Joseph E. Robert, Jr.
By Mark Lerner
A few months ago, the Washington, DC
area lost one of its most prominent individuals. Mr. Joseph E. Robert, Jr. was
an extremely wealthy philanthropist who
contributed millions to causes that supported children. Besides the considerable
sums he contributed to the Children’s
National Medical Center, he arranged for
the facility to receive a $150 million grant
from the United Arab Emirates. The money
is being utilized to completely re-engineer
the way pediatric surgery is performed.
He is also well-known for his work
in the field of education. Years ago,
Mr. Robert founded the Washington
Scholarship Fund that provided private
school scholarships to disadvantaged
youth. When the Federal government
created its own private school voucher
program, Mr. Robert threw all of his
efforts into having the plan approved by
Congress and he successfully fought multiple attempts to shut it down. He also
created Fight for Children, a non-profit
organization that supports efforts by DC
public schools to improve academic performance. Together with Fight for Children, Mr. Robert raised over $450 million
for educational initiatives in the nation’s
Mr. Robert grew up poor in an abusive
household and never completed college.
Yet, he developed a thriving real estate
company that resulted in him becoming
a billionaire. I became involved with
Mr. Robert because we both supported
private school vouchers.
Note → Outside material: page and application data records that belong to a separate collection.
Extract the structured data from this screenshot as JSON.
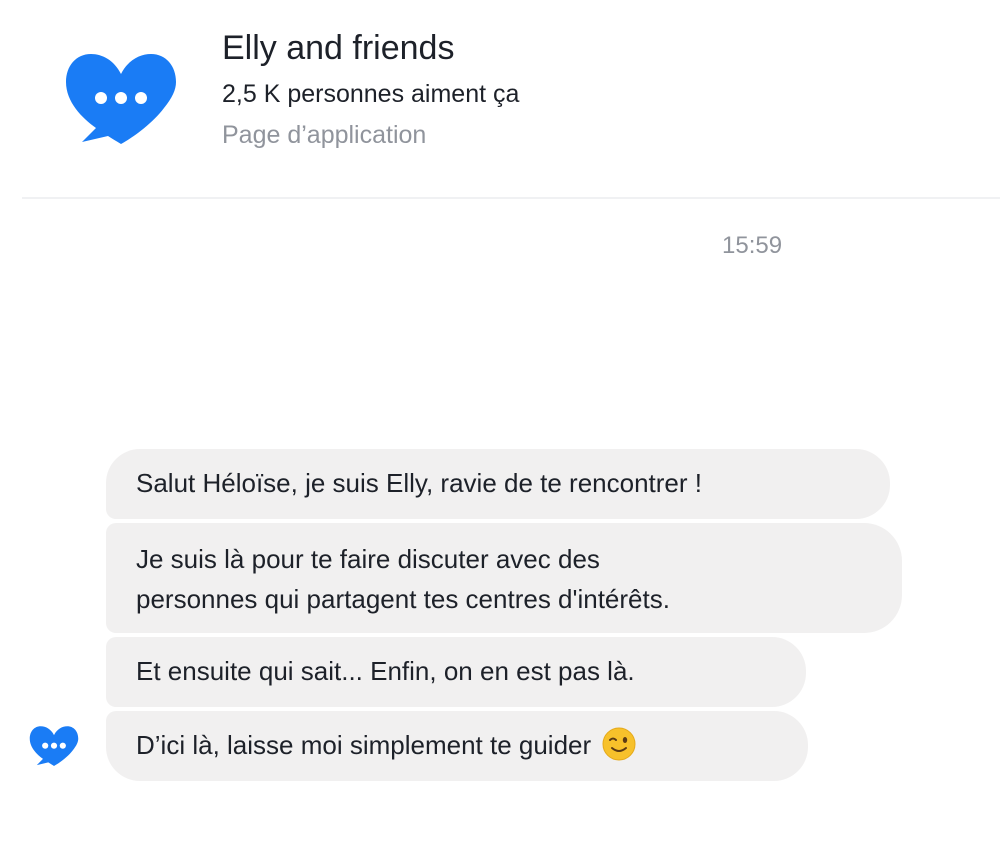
{
  "header": {
    "title": "Elly and friends",
    "likes": "2,5 K personnes aiment ça",
    "page_type": "Page d’application",
    "logo_icon": "heart-chat-icon"
  },
  "conversation": {
    "timestamp": "15:59",
    "sender_avatar_icon": "heart-chat-icon",
    "messages": [
      {
        "text": "Salut Héloïse, je suis Elly, ravie de te rencontrer !"
      },
      {
        "lines": [
          "Je suis là pour te faire discuter avec des",
          "personnes qui partagent tes centres d'intérêts."
        ]
      },
      {
        "text": "Et ensuite qui sait... Enfin, on en est pas là."
      },
      {
        "text": "D’ici là, laisse moi simplement te guider",
        "emoji_icon": "winking-face-emoji"
      }
    ]
  },
  "colors": {
    "brand_blue": "#1877f2",
    "bubble_gray": "#f1f0f0",
    "secondary_text": "#90949c"
  }
}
I had worked at
With his passing I and others began to contemplate
what is important in life. Specifically, it made me reflect
on whether I was treating my staff and patients with
as much care as I could be.
Children’s Hospital and therefore was
well aware of his contributions.
Mr. Robert knew how to have a good
time. His signature fundraising event was
called Fight Night. It involved men in tux-
edos getting together over steak and pota-
toes to watch boxing matches while
enjoying cigars. The evening proved so
popular, and raised so much money, that
the DC Council passed a special law
allowing indoor smoking for this one
occasion. What I didn’t know until he
passed away at age 59 from a brain tumor
was what an outstanding role model he
was in his personal life. He had two sons
and, with one being quite young, he wrote
the older one letters about what he
thought he should become as a man.
During Mr. Robert’s funeral his son read
one of the notes. Here is a summary of
the ideas Mr. Robert expressed:
• Don’t procrastinate, but also don’t rush.
• Fight hard for what you believe in.
• Never give up.
• Treat individuals the way you would
want to be treated.
• Care for other people no matter what
Of course, many were touched by the
generosity of this individual, but with his
passing I and others began to contemplate what is important in life. Specifically, it made me reflect on whether I was
treating my staff and patients with as
much care as I could be. Mr. Robert’s
birthday was February 23. On this day, I
went to work thinking that I should try
and do something special for someone in
honor of his memory. So there I was sitting in my mammography manager’s
office and I noticed a woman standing
next to our reception desk who was visibly upset. I immediately went up to her
and asked her if she was alright. She said
that she was and then I asked her if she
was being helped. She assured me that
she was being taken care of and I stayed
with her until one of my employees
addressed her needs.
Well, what I didn’t know at the time
was that this patient was the wife of